Many farmers took to distilling the potato into alcohol. Distilling was a common way for farmers all over the world to avoid the trouble of hauling their cumbersome crops to market. Potatoes were particularly cumbersome, and more perishable than grains.

The result of the distilling was a drastic increase in alcohol consumption, which reached a high of 10.3 liters of pure alcohol per Norwegian person over the age of 15 annually. Sweden was worse. The Swedes reached a high of 23 liters annually per Swede about the same time.

Although one would think the alcohol was consumed mostly by men, women drank, too--as did children.

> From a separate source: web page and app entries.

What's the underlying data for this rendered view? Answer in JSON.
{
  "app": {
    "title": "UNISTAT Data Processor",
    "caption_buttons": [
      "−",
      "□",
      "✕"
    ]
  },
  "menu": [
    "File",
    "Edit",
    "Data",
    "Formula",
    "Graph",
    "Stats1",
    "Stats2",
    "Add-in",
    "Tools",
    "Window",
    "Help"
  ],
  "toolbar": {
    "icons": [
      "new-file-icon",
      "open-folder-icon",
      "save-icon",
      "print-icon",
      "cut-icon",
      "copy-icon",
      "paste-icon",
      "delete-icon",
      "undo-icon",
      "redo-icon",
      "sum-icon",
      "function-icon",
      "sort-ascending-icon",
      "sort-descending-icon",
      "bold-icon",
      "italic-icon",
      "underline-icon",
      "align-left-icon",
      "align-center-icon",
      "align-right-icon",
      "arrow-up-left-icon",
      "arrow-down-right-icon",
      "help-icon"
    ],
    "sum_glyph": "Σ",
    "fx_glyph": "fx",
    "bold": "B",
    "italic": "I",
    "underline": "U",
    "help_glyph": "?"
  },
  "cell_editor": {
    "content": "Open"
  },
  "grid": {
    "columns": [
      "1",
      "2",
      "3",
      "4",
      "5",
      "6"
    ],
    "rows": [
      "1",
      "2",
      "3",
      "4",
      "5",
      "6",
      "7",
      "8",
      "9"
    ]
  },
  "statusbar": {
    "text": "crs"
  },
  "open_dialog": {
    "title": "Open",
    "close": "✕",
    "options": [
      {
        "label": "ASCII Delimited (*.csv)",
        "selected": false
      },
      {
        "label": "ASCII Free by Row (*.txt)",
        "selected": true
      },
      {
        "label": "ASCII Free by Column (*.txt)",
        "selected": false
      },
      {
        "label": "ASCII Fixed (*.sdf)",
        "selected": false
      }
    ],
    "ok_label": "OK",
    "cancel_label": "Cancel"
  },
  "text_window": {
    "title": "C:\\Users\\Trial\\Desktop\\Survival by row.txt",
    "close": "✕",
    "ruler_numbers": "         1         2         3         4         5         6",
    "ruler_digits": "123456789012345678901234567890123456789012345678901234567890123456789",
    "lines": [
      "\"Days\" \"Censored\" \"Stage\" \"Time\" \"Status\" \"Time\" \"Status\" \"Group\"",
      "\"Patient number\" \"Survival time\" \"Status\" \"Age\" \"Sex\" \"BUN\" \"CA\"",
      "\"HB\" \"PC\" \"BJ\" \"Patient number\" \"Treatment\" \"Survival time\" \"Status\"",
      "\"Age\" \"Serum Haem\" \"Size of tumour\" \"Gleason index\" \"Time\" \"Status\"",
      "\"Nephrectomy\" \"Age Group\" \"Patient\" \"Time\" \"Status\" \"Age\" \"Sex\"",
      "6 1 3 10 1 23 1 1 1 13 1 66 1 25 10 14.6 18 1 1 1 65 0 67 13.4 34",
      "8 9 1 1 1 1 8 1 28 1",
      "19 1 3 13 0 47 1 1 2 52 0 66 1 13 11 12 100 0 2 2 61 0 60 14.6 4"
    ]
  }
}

A bizarre finding: Alcohol consumption by men affected women's mortality rates more than it did the men's. Apparently, having a drunk for a husband meant that you didn't get the food you needed, and probably had to put up with a lot of stress.

No wonder that so many temperance and prohibition movements rose in the 19th century. The problem was much worse than it is today. Norway adopted Prohibition in 1916.

However, in Norway, booze wasn't the only thing which killed men. Death by drowning was very common. In some areas of Norway, 22 out of every 10,000 people--mostly, but not all, men--died of drowning each year. The only country which has ever come close to such numbers of drowning deaths has been New Zealand, which also has a fishing economy and which also has fjords.

I recently heard a statistic that 50% of Norway's population moved to the Upper Midwest in the late 1800s. The raw numbers look a little less dramatic: Although 750,000 Norwegians emigrated from 1865-1930, the population of Norway in 1900 was 2.3 million. These statistics can be played with, since you are dealing with a long period of time. The numbers of emigrants are substantial, but I am going to have to go back and check the 50% statistic as it seems a little inflated.

As usual, you start digging for a simple statistic and you end up with a bundle of complicated ones.


February 04, 2007

Dave Barry's back

Dave Barry comes out of retirement to give his usual sober assessment of the events of the day. Oh, and he also has a blog, which he will be updating during today's big game.


Two-week long mid-life crisis



Since the Mustang didn't cost any more than the other ridiculously high-priced rent-a-cars, I decided to grab it and get my mid-life crisis over with real quick.

The trouble with sports cars is that when compared to my pickup, I feel like I am sitting in a deep bathtub. That has taken some getting used to. However, I love the quick acceleration and the little roar the engine produces when you step on it. It brings me back to my crazy college days when I...well, I drove a rusty station wagon, actually.



Here is the field outside the door of my room at the extended stay hotel in Chandler. It is nice to have a little slice of prairie to ease the feeling of congestion one gets when looking the other way.


Super Bowl Sunday

Yawn.